**Work request**
Retrieve each line that contains the word "this" from the entries below.

BEGIN

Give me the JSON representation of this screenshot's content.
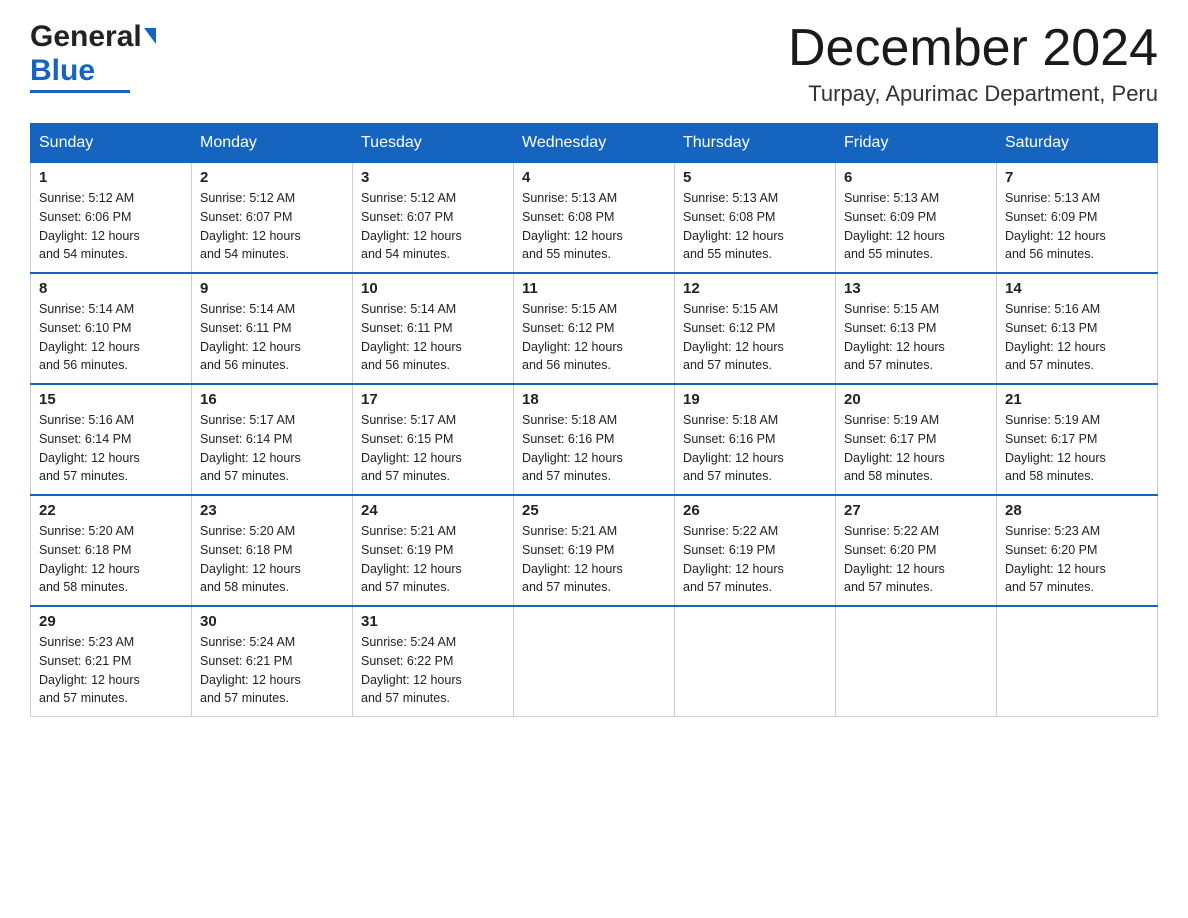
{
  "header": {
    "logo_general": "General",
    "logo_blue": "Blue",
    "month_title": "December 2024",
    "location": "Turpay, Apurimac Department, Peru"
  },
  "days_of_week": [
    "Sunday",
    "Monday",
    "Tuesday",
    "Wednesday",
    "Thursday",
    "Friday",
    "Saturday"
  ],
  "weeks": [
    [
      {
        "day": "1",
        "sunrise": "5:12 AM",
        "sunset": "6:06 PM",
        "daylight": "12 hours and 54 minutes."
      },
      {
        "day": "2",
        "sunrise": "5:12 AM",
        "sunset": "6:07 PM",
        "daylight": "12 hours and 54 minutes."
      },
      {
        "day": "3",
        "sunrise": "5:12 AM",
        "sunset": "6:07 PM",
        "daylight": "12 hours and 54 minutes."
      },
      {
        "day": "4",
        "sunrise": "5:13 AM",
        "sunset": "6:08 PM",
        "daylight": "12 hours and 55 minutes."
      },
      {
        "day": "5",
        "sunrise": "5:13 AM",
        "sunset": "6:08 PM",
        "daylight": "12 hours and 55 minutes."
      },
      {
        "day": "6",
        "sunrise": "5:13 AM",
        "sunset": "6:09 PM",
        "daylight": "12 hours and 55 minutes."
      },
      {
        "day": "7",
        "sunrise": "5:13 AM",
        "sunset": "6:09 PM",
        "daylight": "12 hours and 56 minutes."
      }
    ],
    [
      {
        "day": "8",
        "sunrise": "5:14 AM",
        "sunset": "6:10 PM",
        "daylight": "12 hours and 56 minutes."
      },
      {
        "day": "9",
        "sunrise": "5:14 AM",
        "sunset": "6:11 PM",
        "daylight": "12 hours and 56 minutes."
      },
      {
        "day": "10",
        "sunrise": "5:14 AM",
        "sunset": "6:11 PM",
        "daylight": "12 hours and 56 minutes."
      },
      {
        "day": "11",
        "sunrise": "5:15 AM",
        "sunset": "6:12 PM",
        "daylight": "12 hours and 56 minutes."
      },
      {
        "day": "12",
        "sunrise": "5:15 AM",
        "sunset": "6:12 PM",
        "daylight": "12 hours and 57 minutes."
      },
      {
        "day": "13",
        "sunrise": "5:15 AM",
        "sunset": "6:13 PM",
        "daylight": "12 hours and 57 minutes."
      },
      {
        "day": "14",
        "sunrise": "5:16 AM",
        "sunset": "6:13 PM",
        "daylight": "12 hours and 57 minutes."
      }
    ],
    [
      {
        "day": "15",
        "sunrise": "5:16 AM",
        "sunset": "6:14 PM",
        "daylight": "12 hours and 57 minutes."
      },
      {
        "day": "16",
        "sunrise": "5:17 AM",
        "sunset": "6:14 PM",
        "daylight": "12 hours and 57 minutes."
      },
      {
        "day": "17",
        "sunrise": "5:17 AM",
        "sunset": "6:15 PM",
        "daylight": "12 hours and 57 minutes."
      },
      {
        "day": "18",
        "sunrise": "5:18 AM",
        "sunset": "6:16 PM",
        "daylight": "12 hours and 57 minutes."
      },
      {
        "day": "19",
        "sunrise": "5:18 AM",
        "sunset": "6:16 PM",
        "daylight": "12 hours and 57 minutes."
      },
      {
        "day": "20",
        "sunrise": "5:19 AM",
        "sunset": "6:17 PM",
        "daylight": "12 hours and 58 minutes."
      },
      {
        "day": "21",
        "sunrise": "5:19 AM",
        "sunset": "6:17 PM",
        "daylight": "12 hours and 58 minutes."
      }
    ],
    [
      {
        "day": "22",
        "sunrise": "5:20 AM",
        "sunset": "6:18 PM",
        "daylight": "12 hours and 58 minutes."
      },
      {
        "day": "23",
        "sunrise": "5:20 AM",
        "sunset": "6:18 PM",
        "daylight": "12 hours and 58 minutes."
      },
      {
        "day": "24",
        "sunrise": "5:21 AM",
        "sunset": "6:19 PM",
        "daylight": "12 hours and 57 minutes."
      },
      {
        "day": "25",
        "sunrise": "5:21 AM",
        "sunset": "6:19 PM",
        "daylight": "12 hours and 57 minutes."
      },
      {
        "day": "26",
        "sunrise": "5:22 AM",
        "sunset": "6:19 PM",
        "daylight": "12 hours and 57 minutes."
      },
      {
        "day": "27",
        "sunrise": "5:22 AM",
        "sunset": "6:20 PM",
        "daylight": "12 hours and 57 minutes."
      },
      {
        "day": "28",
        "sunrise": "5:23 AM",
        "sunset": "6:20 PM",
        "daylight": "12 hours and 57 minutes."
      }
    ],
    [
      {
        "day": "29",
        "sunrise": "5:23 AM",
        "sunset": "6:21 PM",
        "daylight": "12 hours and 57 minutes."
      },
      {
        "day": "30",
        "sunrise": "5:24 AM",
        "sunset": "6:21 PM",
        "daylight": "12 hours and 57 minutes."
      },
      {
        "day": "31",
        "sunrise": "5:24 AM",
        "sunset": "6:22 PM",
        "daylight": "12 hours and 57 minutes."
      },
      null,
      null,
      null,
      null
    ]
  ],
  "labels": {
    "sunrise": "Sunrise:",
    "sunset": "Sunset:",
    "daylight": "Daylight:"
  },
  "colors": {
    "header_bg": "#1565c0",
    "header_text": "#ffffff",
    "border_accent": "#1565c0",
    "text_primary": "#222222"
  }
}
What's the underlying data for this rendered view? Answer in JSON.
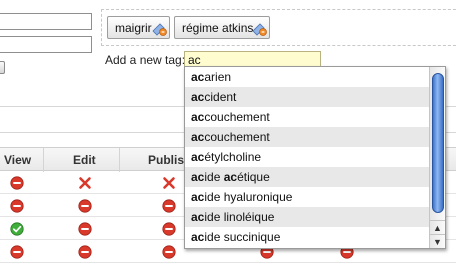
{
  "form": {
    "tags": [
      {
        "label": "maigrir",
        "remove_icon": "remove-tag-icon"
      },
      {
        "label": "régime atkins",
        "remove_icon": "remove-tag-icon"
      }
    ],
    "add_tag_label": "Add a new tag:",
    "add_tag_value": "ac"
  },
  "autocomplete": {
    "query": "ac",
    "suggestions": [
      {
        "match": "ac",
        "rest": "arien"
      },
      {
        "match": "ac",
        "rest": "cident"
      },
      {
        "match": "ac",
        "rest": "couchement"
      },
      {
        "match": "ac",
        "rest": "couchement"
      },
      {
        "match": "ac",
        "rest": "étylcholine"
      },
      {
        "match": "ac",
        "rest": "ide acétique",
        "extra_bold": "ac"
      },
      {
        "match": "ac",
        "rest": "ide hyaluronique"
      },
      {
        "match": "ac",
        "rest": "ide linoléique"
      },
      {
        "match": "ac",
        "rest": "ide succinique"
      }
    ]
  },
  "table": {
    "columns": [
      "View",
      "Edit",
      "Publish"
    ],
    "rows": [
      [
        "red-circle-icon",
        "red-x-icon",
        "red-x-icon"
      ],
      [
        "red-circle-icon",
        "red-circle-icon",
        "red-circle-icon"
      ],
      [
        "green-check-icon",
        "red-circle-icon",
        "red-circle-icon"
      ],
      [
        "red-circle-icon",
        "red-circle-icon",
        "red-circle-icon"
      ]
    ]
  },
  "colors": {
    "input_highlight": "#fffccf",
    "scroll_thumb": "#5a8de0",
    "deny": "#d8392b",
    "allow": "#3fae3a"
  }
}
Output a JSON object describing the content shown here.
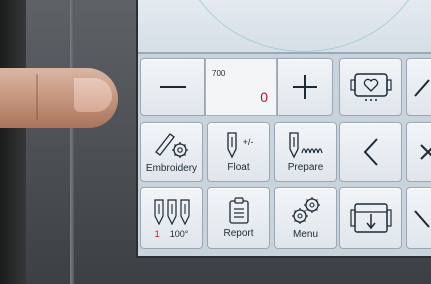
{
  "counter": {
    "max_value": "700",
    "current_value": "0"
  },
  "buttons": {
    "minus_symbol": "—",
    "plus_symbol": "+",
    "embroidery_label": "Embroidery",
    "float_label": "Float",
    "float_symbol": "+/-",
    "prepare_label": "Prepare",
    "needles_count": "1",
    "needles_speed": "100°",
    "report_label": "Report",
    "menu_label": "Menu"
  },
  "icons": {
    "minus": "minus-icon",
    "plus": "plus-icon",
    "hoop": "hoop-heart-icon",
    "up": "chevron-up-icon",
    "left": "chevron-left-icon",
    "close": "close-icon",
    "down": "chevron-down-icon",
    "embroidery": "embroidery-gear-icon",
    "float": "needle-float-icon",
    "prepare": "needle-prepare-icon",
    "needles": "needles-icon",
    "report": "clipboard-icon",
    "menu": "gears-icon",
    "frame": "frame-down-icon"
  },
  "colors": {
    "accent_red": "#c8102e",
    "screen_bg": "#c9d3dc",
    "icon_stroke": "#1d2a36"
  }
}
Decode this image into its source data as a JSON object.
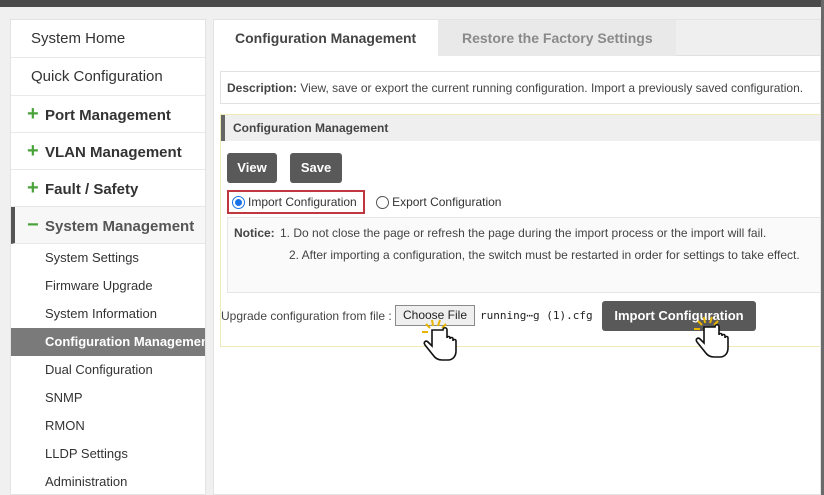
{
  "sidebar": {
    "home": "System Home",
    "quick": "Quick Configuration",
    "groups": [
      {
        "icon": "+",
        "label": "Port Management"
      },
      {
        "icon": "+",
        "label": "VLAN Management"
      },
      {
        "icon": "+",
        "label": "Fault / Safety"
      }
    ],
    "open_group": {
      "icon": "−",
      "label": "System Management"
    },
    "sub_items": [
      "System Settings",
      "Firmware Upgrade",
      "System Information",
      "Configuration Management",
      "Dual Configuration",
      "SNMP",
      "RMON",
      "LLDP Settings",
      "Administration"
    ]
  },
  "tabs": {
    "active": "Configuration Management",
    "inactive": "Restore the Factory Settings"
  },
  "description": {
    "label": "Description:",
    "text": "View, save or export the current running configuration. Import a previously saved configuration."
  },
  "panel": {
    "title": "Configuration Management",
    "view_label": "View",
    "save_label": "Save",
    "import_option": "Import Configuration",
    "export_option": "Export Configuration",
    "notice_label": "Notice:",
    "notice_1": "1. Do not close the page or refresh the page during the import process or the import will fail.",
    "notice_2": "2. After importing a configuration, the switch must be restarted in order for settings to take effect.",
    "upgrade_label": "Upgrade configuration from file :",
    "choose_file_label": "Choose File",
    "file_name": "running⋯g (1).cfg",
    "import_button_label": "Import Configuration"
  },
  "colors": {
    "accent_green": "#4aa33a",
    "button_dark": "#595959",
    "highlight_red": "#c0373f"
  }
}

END

**Task output**
Give me the JSON representation of this screenshot's content.
What's the underlying data for this rendered view? Answer in JSON.
Decode this image into its source data as a JSON object.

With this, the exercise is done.